Knowing the “enemy” – or the target audience – will determine such basics as what language the message needs to be transmitted in. Paid-for news articles, advertisements, billboards, radio and television programmes, and even polls and pressure groups need to promote their messages in a language that everyone (or at least the vast majority) will understand. But, language is not the only criterion that is of great importance: culture, beliefs, level of education and so forth all determine how the message should be packaged in order to achieve maximum success.

I am reminded of a foreign company that wrote to me claiming they had a contract to “do Africa” and asked if I could recommend someone who spoke “African”. This is a basic example of how misinformed many are. When these companies get involved in SCOs, the end-result can only be terrifying at best.

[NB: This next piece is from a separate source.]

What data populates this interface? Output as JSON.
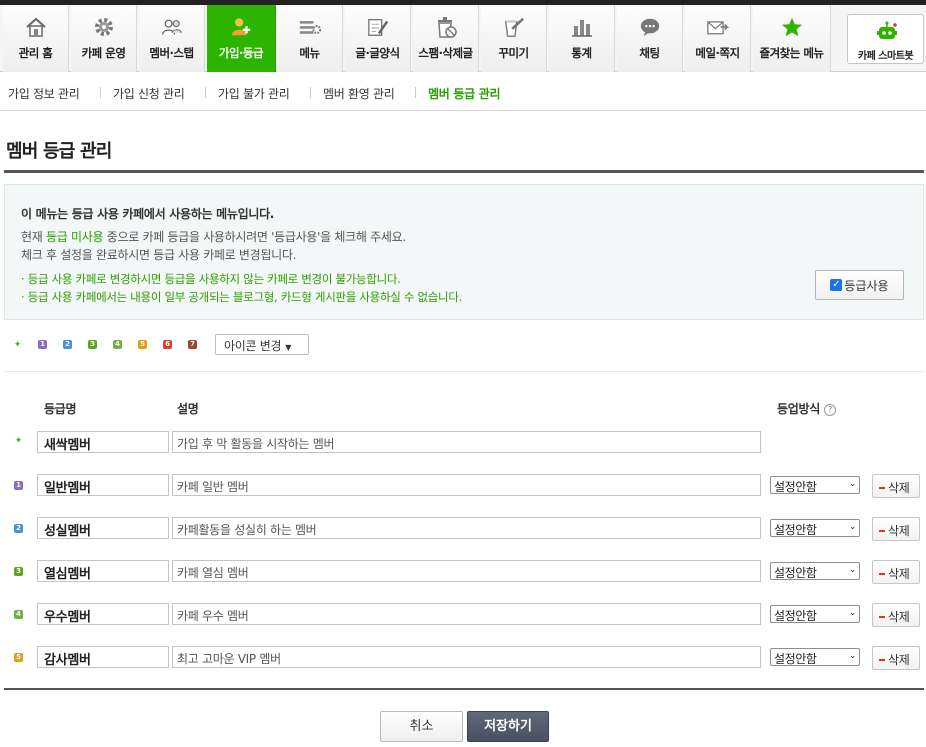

The second principle of these types of operations is centralised control. Without centralised control, everyone will be developing and preparing their own uncoordinated messages and subsequently, these messages will clash with one another and render the entire operation a waste of time and money. They will also show that they are simply part of a (poorly) planned operation and therefore lose any potential value they may have had.

How the information will be packaged is likewise very important. The best message, poorly packaged will be poorly received. Incorrect packaging of the message serves no purpose if it will never reach the intended audience or target, let alone achieve the desired effect.

Furthermore, pro-active planning is critical in achieving success. In order to gain the initiative and maintain it, plans need to be formulated well in advance and those plans must be based on intelligence (reality) and not on perceived reality.

SCOs can also used to negate High-Value Targets (HVTs) or turn their followers against them. Again, detailed intelligence, coordination of effort, packaging and pro-active planning is critical to success.

At the tactical level, these operations used to be known as Communications Operations or COMOPS. At this level, the aim is to meet and discuss issues of mutual importance with the village elders and provide much needed assistance and support to the villagers in the Area of Responsibility. In essence, this is the “hearts-and-minds” war and many a young South African soldier can testify in having partaken in such operations.

It is here that, should any semblance of success be wished for, the tribal customs, beliefs and traditions be known, understood and applied by those conducting the COMOPS. It is at this level that vital information and intelligence is gathered and the support of the local population is either won or lost. If the battle is lost at this level, the gunfights that follow will bring about nothing but a hollow victory.

Those that plan these operations, especially at the strategic level, have so much technology at hand – mobile phones, blogs, social networks and so forth – that they have no excuse for their poor performance.

But looking at what is going on around me, I have to ask if these operations are successful. They present a golden opportunity to the user if correctly planned, packaged and executed but when they are haphazardly implemented, they cause more damage than good.